I’ll tell you one thing about a cat in her prime: she can go from zero to sixty and back to nonchalant in less time than it takes for a Christmas tree to fall down. We know this because of a particularly arresting display during Tater’s first Christmas with us. We were two rooms away from the tree when she barreled in like a sentient pipe-cleaner and sat down and started licking her paw. Then came the thump of the decked-out tree in all its jangly glory. That puts her at not quite 9.8 meters per second per second, because the tree stand was probably doing its level best to hang on before throwing in the towel.
In any case we have a good idea how fast a motivated cat can travel. The speed of the feline sympathetic nervous system in engaging the arrector pili muscles to produce horripilation (a.k.a. pipe-cleanerage) is, if anything, even faster.
No Christmas trees since that first Year of our Tater have been so much as glanced at by that cat, but the entire scene came back in vivid memory this last New Year’s Eve. We were observing our New Year’s tradition (ignoring New Year’s) when there came a tremendous if muffled thud from the other side of the house and the cat showed up totally pipe-cleanered. Our Christmas tree this year was only two feet tall. The cat was now two feet wide. You could clean out a dryer vent with her tail.
“What was THAT?” Dave wanted to know.
I didn’t want to know. Only thing I could imagine was there was some sort of rodent incident in the other room and something big got thumped down, and I did not care to speculate on the size of the rodent that might have been involved. I can barely contend with ants; I do not want to have a house capybara situation.

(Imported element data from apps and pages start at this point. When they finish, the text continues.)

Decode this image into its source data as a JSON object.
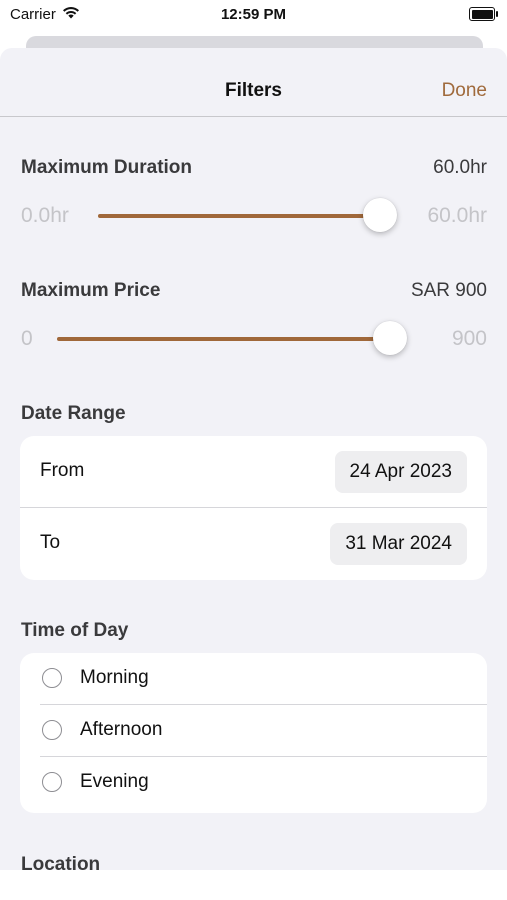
{
  "status_bar": {
    "carrier": "Carrier",
    "time": "12:59 PM"
  },
  "nav": {
    "title": "Filters",
    "done_label": "Done"
  },
  "duration": {
    "label": "Maximum Duration",
    "value": "60.0hr",
    "min": "0.0hr",
    "max": "60.0hr",
    "fraction": 1.0
  },
  "price": {
    "label": "Maximum Price",
    "value": "SAR 900",
    "min": "0",
    "max": "900",
    "fraction": 1.0
  },
  "date_range": {
    "label": "Date Range",
    "from": {
      "label": "From",
      "value": "24 Apr 2023"
    },
    "to": {
      "label": "To",
      "value": "31 Mar 2024"
    }
  },
  "time_of_day": {
    "label": "Time of Day",
    "options": [
      {
        "label": "Morning",
        "selected": false
      },
      {
        "label": "Afternoon",
        "selected": false
      },
      {
        "label": "Evening",
        "selected": false
      }
    ]
  },
  "location": {
    "label": "Location"
  },
  "colors": {
    "accent": "#a06a3c",
    "track": "#a0683a",
    "background": "#f2f2f7"
  }
}
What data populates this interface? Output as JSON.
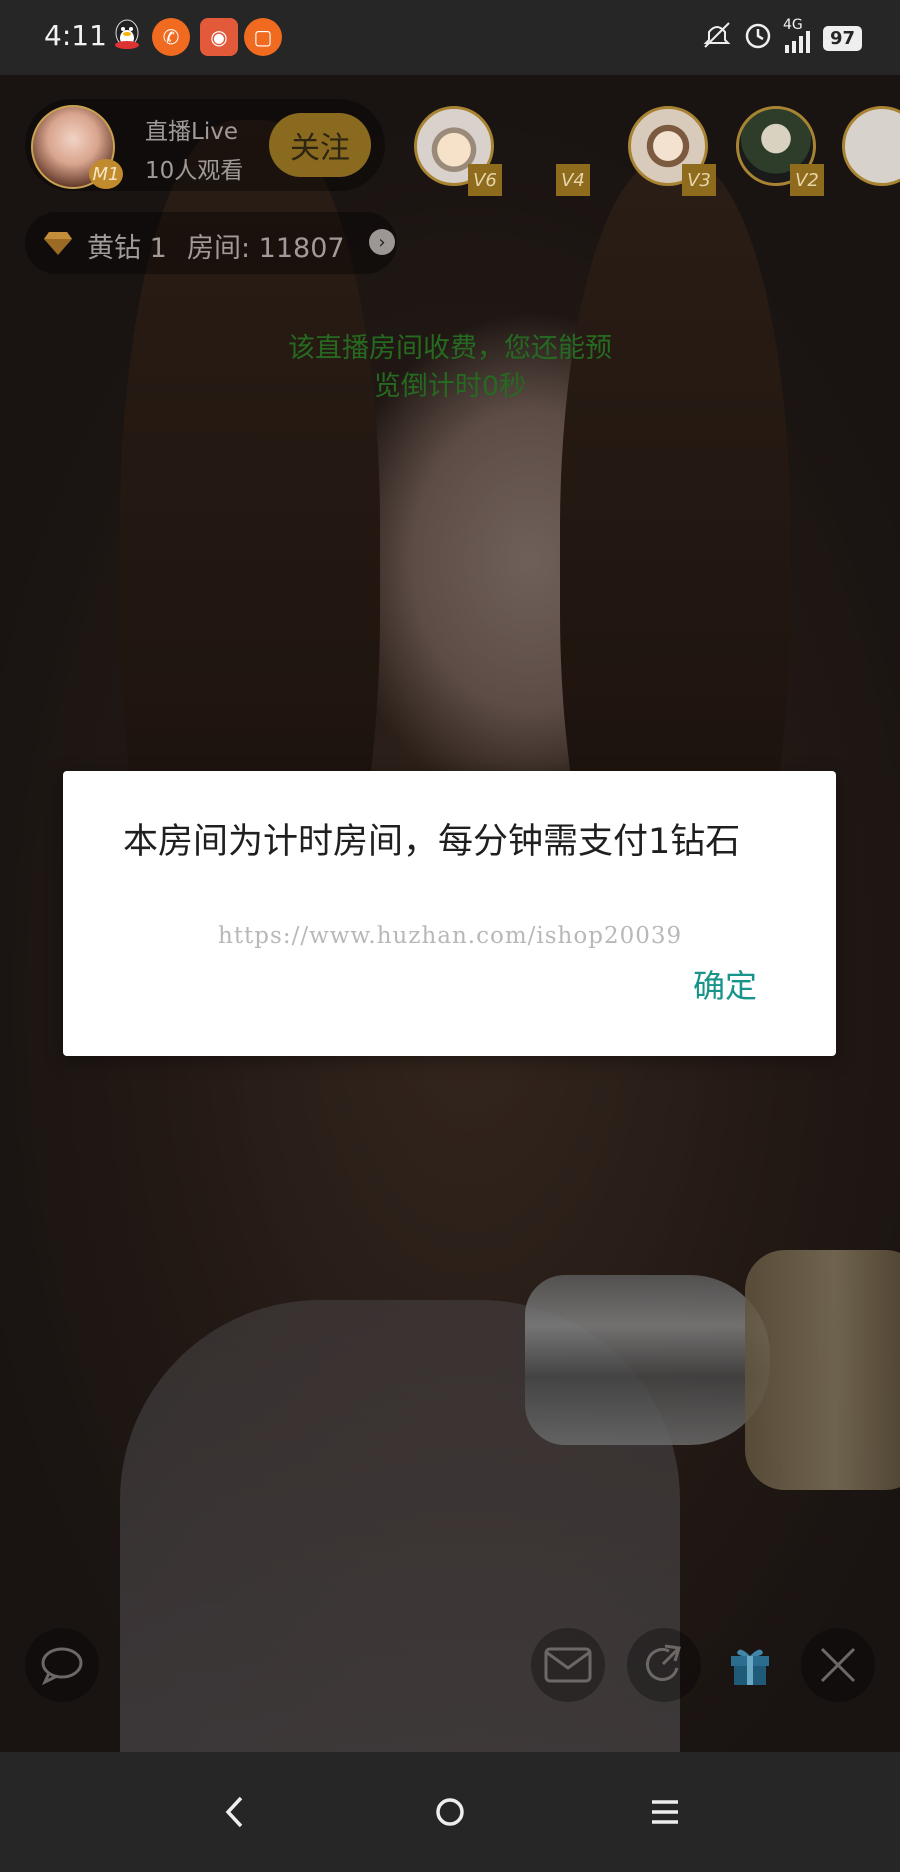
{
  "status_bar": {
    "time": "4:11",
    "network": "4G",
    "battery": "97",
    "icons": [
      "qq-icon",
      "phone-icon",
      "app-icon",
      "screen-record-icon",
      "mute-icon",
      "alarm-icon",
      "signal-icon",
      "battery-icon"
    ]
  },
  "anchor": {
    "name": "直播Live",
    "viewers": "10人观看",
    "level_badge": "M1",
    "follow_label": "关注"
  },
  "audience": [
    {
      "badge": "V6"
    },
    {
      "badge": "V4"
    },
    {
      "badge": "V3"
    },
    {
      "badge": "V2"
    },
    {
      "badge": ""
    }
  ],
  "room": {
    "level": "黄钻 1",
    "room_no": "房间: 11807"
  },
  "notice": {
    "line1": "该直播房间收费，您还能预",
    "line2": "览倒计时0秒"
  },
  "dialog": {
    "message": "本房间为计时房间，每分钟需支付1钻石",
    "watermark": "https://www.huzhan.com/ishop20039",
    "confirm_label": "确定"
  },
  "colors": {
    "accent_teal": "#18948a",
    "notice_green": "#256a20",
    "gold": "#a88432"
  },
  "bottom_controls": [
    "chat-icon",
    "message-icon",
    "share-icon",
    "gift-icon",
    "close-icon"
  ],
  "nav": [
    "back-icon",
    "home-icon",
    "menu-icon"
  ]
}
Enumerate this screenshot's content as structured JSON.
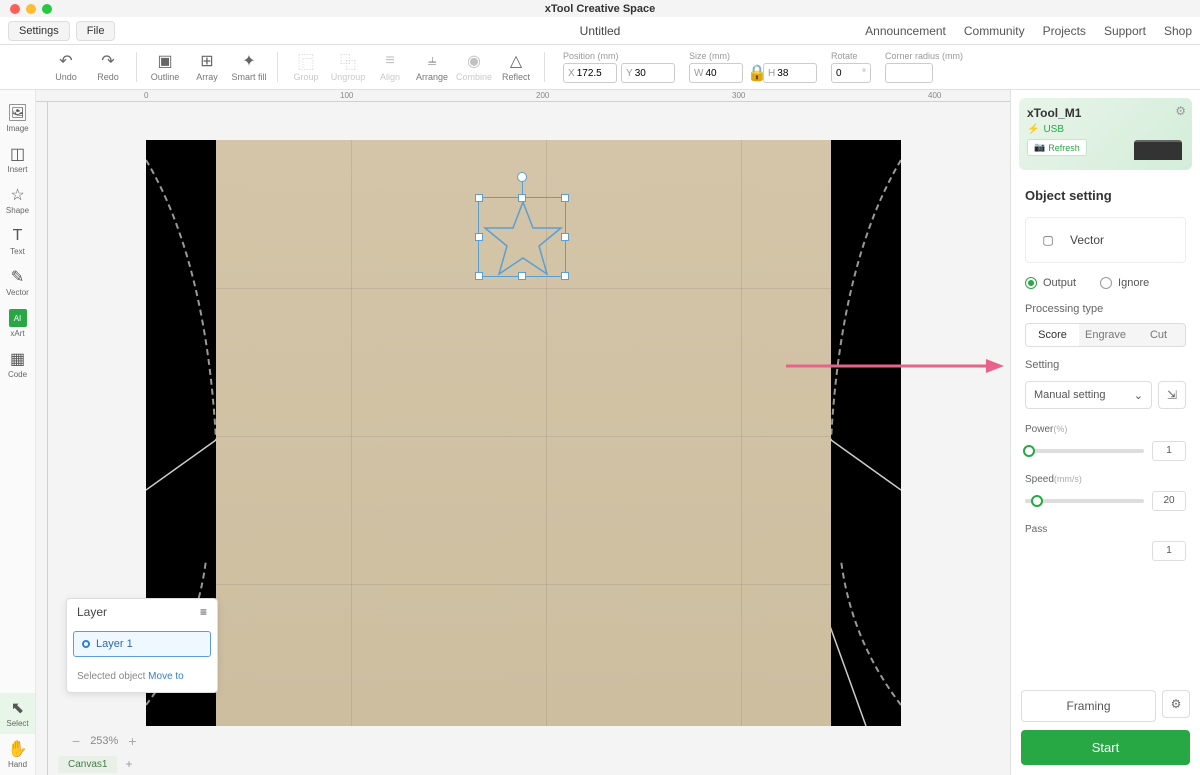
{
  "app": {
    "title": "xTool Creative Space"
  },
  "menubar": {
    "settings": "Settings",
    "file": "File",
    "doc_title": "Untitled",
    "links": [
      "Announcement",
      "Community",
      "Projects",
      "Support",
      "Shop"
    ]
  },
  "toolbar": {
    "undo": "Undo",
    "redo": "Redo",
    "outline": "Outline",
    "array": "Array",
    "smartfill": "Smart fill",
    "group": "Group",
    "ungroup": "Ungroup",
    "align": "Align",
    "arrange": "Arrange",
    "combine": "Combine",
    "reflect": "Reflect",
    "pos_label": "Position (mm)",
    "pos_x": "172.5",
    "pos_y": "30",
    "size_label": "Size (mm)",
    "size_w": "40",
    "size_h": "38",
    "rotate_label": "Rotate",
    "rotate_val": "0",
    "corner_label": "Corner radius (mm)",
    "corner_val": ""
  },
  "sidebar": {
    "items": [
      {
        "label": "Image"
      },
      {
        "label": "Insert"
      },
      {
        "label": "Shape"
      },
      {
        "label": "Text"
      },
      {
        "label": "Vector"
      },
      {
        "label": "xArt"
      },
      {
        "label": "Code"
      }
    ],
    "select": "Select",
    "hand": "Hand"
  },
  "ruler": {
    "m0": "0",
    "m100": "100",
    "m200": "200",
    "m300": "300",
    "m400": "400"
  },
  "layer": {
    "title": "Layer",
    "item1": "Layer 1",
    "selected": "Selected object",
    "moveto": "Move to"
  },
  "zoom": {
    "pct": "253%"
  },
  "tabs": {
    "canvas1": "Canvas1"
  },
  "device": {
    "name": "xTool_M1",
    "conn": "USB",
    "refresh": "Refresh"
  },
  "right": {
    "section": "Object setting",
    "type": "Vector",
    "output": "Output",
    "ignore": "Ignore",
    "proc_label": "Processing type",
    "proc_tabs": [
      "Score",
      "Engrave",
      "Cut"
    ],
    "setting_label": "Setting",
    "setting_mode": "Manual setting",
    "power_label": "Power",
    "power_unit": "(%)",
    "power_val": "1",
    "speed_label": "Speed",
    "speed_unit": "(mm/s)",
    "speed_val": "20",
    "pass_label": "Pass",
    "pass_val": "1",
    "framing": "Framing",
    "start": "Start"
  }
}
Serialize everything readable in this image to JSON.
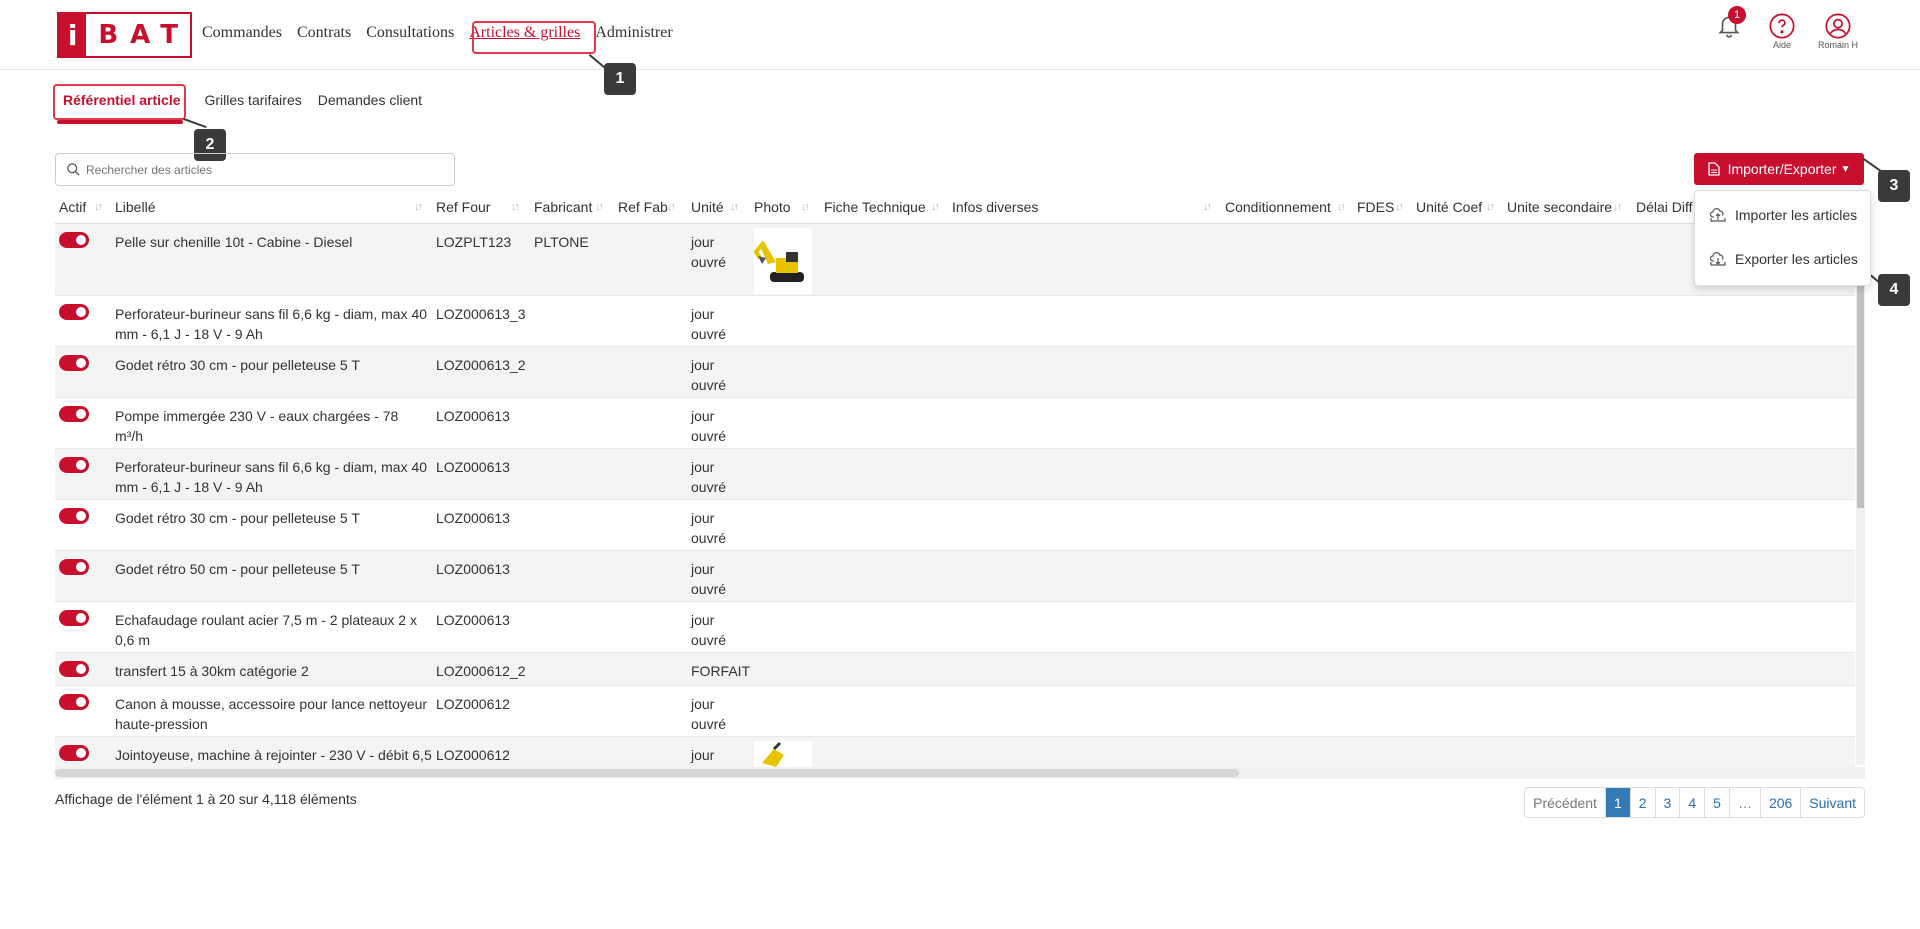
{
  "brand": {
    "letter": "i",
    "rest": "BAT",
    "color": "#c8102e"
  },
  "nav": {
    "items": [
      "Commandes",
      "Contrats",
      "Consultations",
      "Articles & grilles",
      "Administrer"
    ],
    "active_index": 3
  },
  "top_icons": {
    "notifications_count": "1",
    "help_label": "Aide",
    "user_label": "Romain H"
  },
  "subtabs": {
    "items": [
      "Référentiel article",
      "Grilles tarifaires",
      "Demandes client"
    ],
    "active_index": 0
  },
  "search": {
    "placeholder": "Rechercher des articles"
  },
  "import_export": {
    "button_label": "Importer/Exporter",
    "menu": [
      "Importer les articles",
      "Exporter les articles"
    ]
  },
  "table": {
    "columns": [
      "Actif",
      "Libellé",
      "Ref Four",
      "Fabricant",
      "Ref Fab",
      "Unité",
      "Photo",
      "Fiche Technique",
      "Infos diverses",
      "Conditionnement",
      "FDES",
      "Unité Coef",
      "Unite secondaire",
      "Délai Diff"
    ],
    "rows": [
      {
        "libelle": [
          "Pelle sur chenille 10t - Cabine - Diesel",
          ""
        ],
        "ref_four": "LOZPLT123",
        "fabricant": "PLTONE",
        "unite": [
          "jour",
          "ouvré"
        ],
        "photo": "excavator"
      },
      {
        "libelle": [
          "Perforateur-burineur sans fil 6,6 kg - diam, max 40",
          "mm - 6,1 J - 18 V - 9 Ah"
        ],
        "ref_four": "LOZ000613_3",
        "fabricant": "",
        "unite": [
          "jour",
          "ouvré"
        ],
        "photo": ""
      },
      {
        "libelle": [
          "Godet rétro 30 cm - pour pelleteuse 5 T",
          ""
        ],
        "ref_four": "LOZ000613_2",
        "fabricant": "",
        "unite": [
          "jour",
          "ouvré"
        ],
        "photo": ""
      },
      {
        "libelle": [
          "Pompe immergée 230 V - eaux chargées - 78",
          "m³/h"
        ],
        "ref_four": "LOZ000613",
        "fabricant": "",
        "unite": [
          "jour",
          "ouvré"
        ],
        "photo": ""
      },
      {
        "libelle": [
          "Perforateur-burineur sans fil 6,6 kg - diam, max 40",
          "mm - 6,1 J - 18 V - 9 Ah"
        ],
        "ref_four": "LOZ000613",
        "fabricant": "",
        "unite": [
          "jour",
          "ouvré"
        ],
        "photo": ""
      },
      {
        "libelle": [
          "Godet rétro 30 cm - pour pelleteuse 5 T",
          ""
        ],
        "ref_four": "LOZ000613",
        "fabricant": "",
        "unite": [
          "jour",
          "ouvré"
        ],
        "photo": ""
      },
      {
        "libelle": [
          "Godet rétro 50 cm - pour pelleteuse 5 T",
          ""
        ],
        "ref_four": "LOZ000613",
        "fabricant": "",
        "unite": [
          "jour",
          "ouvré"
        ],
        "photo": ""
      },
      {
        "libelle": [
          "Echafaudage roulant acier 7,5 m - 2 plateaux 2 x",
          "0,6 m"
        ],
        "ref_four": "LOZ000613",
        "fabricant": "",
        "unite": [
          "jour",
          "ouvré"
        ],
        "photo": ""
      },
      {
        "libelle": [
          "transfert 15 à 30km catégorie 2",
          ""
        ],
        "ref_four": "LOZ000612_2",
        "fabricant": "",
        "unite": [
          "FORFAIT",
          ""
        ],
        "photo": ""
      },
      {
        "libelle": [
          "Canon à mousse, accessoire pour lance nettoyeur",
          "haute-pression"
        ],
        "ref_four": "LOZ000612",
        "fabricant": "",
        "unite": [
          "jour",
          "ouvré"
        ],
        "photo": ""
      },
      {
        "libelle": [
          "Jointoyeuse, machine à rejointer - 230 V - débit 6,5",
          ""
        ],
        "ref_four": "LOZ000612",
        "fabricant": "",
        "unite": [
          "jour",
          ""
        ],
        "photo": "tool"
      }
    ]
  },
  "footer": {
    "info": "Affichage de l'élément 1 à 20 sur 4,118 éléments",
    "pagination": [
      "Précédent",
      "1",
      "2",
      "3",
      "4",
      "5",
      "…",
      "206",
      "Suivant"
    ],
    "active_page": "1"
  },
  "callouts": [
    "1",
    "2",
    "3",
    "4"
  ]
}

And that might have been the end of it, but it was New Year’s, after all, and the next morning I actually remembered to look for my First Bird of the year. It’s a birder thing. I can prepare for this without getting an accidental fly-by because we don’t have any birds in our yard until I put on my glasses. The most likely possibilities are crow, gull, junco, Anna’s hummingbird, and lesser goldfinch, but I wanted to go for glory and see if Studley would be my first bird. So I covered my eyes and walked into my writing room, where he frequently perches in the cascara tree just outside the window. And opened my eyes.
There was no tree at all. The cascara, a pretty sorry specimen by any non-bird standard, was entirely in a heap between our house and the neighbor’s. Nothing on either house got clipped or mashed. It was a little miracle, and not one, Tater says, that she had anything to do with. Tater was all alibi. Tater contends she was nowhere near that tree and, in fact, can’t rightly remember anything about a tree being there in the first place.
The tail said otherwise.